- _The data_
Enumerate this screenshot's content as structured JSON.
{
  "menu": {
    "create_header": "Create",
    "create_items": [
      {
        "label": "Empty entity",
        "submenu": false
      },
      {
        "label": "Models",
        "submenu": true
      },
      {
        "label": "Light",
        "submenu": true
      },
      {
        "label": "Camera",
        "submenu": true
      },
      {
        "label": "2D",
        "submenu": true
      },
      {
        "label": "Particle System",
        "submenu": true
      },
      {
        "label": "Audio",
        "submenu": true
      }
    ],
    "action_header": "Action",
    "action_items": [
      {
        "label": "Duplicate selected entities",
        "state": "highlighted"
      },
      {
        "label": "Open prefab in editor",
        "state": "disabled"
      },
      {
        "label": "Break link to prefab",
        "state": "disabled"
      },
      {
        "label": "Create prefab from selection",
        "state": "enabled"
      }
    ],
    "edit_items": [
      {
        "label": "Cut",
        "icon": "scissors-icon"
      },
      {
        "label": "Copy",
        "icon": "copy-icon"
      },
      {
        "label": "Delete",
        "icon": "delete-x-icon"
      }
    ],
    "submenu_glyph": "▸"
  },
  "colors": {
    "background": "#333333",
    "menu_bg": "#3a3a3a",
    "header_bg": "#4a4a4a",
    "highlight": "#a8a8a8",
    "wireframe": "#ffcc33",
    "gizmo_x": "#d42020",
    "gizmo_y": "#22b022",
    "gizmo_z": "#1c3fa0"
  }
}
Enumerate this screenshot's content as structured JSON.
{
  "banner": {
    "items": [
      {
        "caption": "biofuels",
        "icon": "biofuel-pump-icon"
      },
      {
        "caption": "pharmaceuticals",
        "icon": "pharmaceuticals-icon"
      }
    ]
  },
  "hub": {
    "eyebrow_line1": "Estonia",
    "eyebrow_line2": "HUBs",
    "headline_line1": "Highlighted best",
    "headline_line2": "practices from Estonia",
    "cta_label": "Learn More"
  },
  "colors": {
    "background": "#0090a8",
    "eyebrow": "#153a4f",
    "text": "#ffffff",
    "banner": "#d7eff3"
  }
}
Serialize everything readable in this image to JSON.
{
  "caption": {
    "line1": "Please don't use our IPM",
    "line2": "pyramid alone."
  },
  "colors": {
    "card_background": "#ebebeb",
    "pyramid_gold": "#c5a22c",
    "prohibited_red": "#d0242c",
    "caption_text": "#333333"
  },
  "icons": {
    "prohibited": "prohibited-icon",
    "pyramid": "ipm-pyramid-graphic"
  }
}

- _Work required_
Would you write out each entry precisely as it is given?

- _Task output_
Enumerate this screenshot's content as structured JSON.
{
  "menu": {
    "create_header": "Create",
    "create_items": [
      {
        "label": "Empty entity",
        "submenu": false
      },
      {
        "label": "Models",
        "submenu": true
      },
      {
        "label": "Light",
        "submenu": true
      },
      {
        "label": "Camera",
        "submenu": true
      },
      {
        "label": "2D",
        "submenu": true
      },
      {
        "label": "Particle System",
        "submenu": true
      },
      {
        "label": "Audio",
        "submenu": true
      }
    ],
    "action_header": "Action",
    "action_items": [
      {
        "label": "Duplicate selected entities",
        "state": "highlighted"
      },
      {
        "label": "Open prefab in editor",
        "state": "disabled"
      },
      {
        "label": "Break link to prefab",
        "state": "disabled"
      },
      {
        "label": "Create prefab from selection",
        "state": "enabled"
      }
    ],
    "edit_items": [
      {
        "label": "Cut",
        "icon": "scissors-icon"
      },
      {
        "label": "Copy",
        "icon": "copy-icon"
      },
      {
        "label": "Delete",
        "icon": "delete-x-icon"
      }
    ],
    "submenu_glyph": "▸"
  },
  "colors": {
    "background": "#333333",
    "menu_bg": "#3a3a3a",
    "header_bg": "#4a4a4a",
    "highlight": "#a8a8a8",
    "wireframe": "#ffcc33",
    "gizmo_x": "#d42020",
    "gizmo_y": "#22b022",
    "gizmo_z": "#1c3fa0"
  }
}
Enumerate this screenshot's content as structured JSON.
{
  "banner": {
    "items": [
      {
        "caption": "biofuels",
        "icon": "biofuel-pump-icon"
      },
      {
        "caption": "pharmaceuticals",
        "icon": "pharmaceuticals-icon"
      }
    ]
  },
  "hub": {
    "eyebrow_line1": "Estonia",
    "eyebrow_line2": "HUBs",
    "headline_line1": "Highlighted best",
    "headline_line2": "practices from Estonia",
    "cta_label": "Learn More"
  },
  "colors": {
    "background": "#0090a8",
    "eyebrow": "#153a4f",
    "text": "#ffffff",
    "banner": "#d7eff3"
  }
}
Serialize everything readable in this image to JSON.
{
  "caption": {
    "line1": "Please don't use our IPM",
    "line2": "pyramid alone."
  },
  "colors": {
    "card_background": "#ebebeb",
    "pyramid_gold": "#c5a22c",
    "prohibited_red": "#d0242c",
    "caption_text": "#333333"
  },
  "icons": {
    "prohibited": "prohibited-icon",
    "pyramid": "ipm-pyramid-graphic"
  }
}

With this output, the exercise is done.